In contrast to popular views, more education is not on its own a solution to climate denial, as a higher level of education is associated with higher rather than lower ideology and morality dependence of important climate change cognitions.
To minimize harmful identity dependence, climate cognitions and climate policy should be sheltered from being fused with antagonistic policy issues such as state interference or national sovereignty.
To attenuate the morality-related divide, climate change mitigation should be (re)framed such as to establish an accord between mitigation and the moral values that are presently associated with climate skepticism (for instance framing degradation of the climate system as a violation of Purity/Sanctity).
In more detail, multiple regression analysis reveals that all cognitions studied are significantly negatively related to a more right-leaning ideological position and significantly positively related to stronger endorsement of Fairness, whereas all but one cognitions are significantly negatively related to stronger endorsement of Authority and Sanctity. Similar to the literature on the role of science literacy, the paper finds that the ideology dependence of the cognitions studied is significantly stronger in individuals with a tertiary education (that is, a bachelor degree or higher). In addition to the ideology-cognition relationships, 9 of the 24 morality-cognition relationships are also significantly stronger in individuals with tertiary education. In particular, the cognitions that climate change is human-made and that climate change impacts are bad are more morality dependent in individuals with better education than in less educated people. In contrast to the latter cognitions, the belief that the climate is changing is—on balance—less morality dependent in better educated than in less well educated people. The level of education per se is positively related to the cognitions that the climate is changing, that climate change is human-made, and that climate change impacts are bad. The role of better education in shaping climate change cognitions is thus ambiguous as better education per se improves climate knowledge but tends to amplify biases in the relevant cognitions that result from identity-protective information selection and processing.

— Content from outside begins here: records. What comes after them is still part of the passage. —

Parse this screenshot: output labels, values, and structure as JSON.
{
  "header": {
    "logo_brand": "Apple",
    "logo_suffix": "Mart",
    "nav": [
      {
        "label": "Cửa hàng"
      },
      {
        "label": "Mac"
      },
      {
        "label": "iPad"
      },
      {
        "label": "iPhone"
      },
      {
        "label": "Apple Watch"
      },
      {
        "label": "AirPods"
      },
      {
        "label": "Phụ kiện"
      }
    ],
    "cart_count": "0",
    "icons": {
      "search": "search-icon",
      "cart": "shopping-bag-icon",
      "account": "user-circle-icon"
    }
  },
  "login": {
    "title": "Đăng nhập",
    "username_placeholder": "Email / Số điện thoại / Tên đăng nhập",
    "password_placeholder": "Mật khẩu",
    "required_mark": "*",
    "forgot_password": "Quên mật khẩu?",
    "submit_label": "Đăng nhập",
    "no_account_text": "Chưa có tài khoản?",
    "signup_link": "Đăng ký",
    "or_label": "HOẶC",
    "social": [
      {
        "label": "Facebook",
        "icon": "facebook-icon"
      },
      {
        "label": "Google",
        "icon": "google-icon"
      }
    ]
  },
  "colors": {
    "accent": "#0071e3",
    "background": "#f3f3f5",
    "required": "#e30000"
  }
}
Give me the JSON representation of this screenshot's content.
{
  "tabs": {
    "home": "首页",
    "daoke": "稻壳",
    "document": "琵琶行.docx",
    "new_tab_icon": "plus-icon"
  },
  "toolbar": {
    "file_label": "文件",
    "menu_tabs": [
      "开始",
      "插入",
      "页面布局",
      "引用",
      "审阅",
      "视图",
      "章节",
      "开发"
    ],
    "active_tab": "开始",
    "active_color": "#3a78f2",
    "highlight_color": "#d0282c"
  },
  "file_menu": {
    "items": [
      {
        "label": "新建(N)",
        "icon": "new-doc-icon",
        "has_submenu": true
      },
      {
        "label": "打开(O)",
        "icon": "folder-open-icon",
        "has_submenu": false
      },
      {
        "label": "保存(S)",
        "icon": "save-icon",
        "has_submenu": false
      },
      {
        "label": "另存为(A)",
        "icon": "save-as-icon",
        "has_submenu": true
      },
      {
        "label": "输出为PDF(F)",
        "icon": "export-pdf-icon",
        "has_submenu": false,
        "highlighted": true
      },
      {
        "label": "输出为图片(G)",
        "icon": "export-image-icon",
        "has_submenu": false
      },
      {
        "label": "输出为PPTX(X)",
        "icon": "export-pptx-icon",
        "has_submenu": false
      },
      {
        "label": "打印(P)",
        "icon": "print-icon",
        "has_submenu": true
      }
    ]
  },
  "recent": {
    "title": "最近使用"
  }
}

Observing that Fairness falls into the category of universalist (individual-focused) moral foundations whereas Authority and Sanctity are constitutive of a parochial (group-focused) morality (Graham et al. 2011, Haidt 2012), it can be noted that in addition to the familiar ideology-related divide in climate change cognitions there is a divide between adherents to a universalist and a parochial morality and that the level of education tends to widen rather than narrow both types of divide.
Organization of the paper
The remainder of the paper is organized as follows. The “Method” section presents the data and empirical strategy. The “Results” section presents the results. The “Discussion and climate policy conclusions” section offers a discussion and some climate policy conclusions.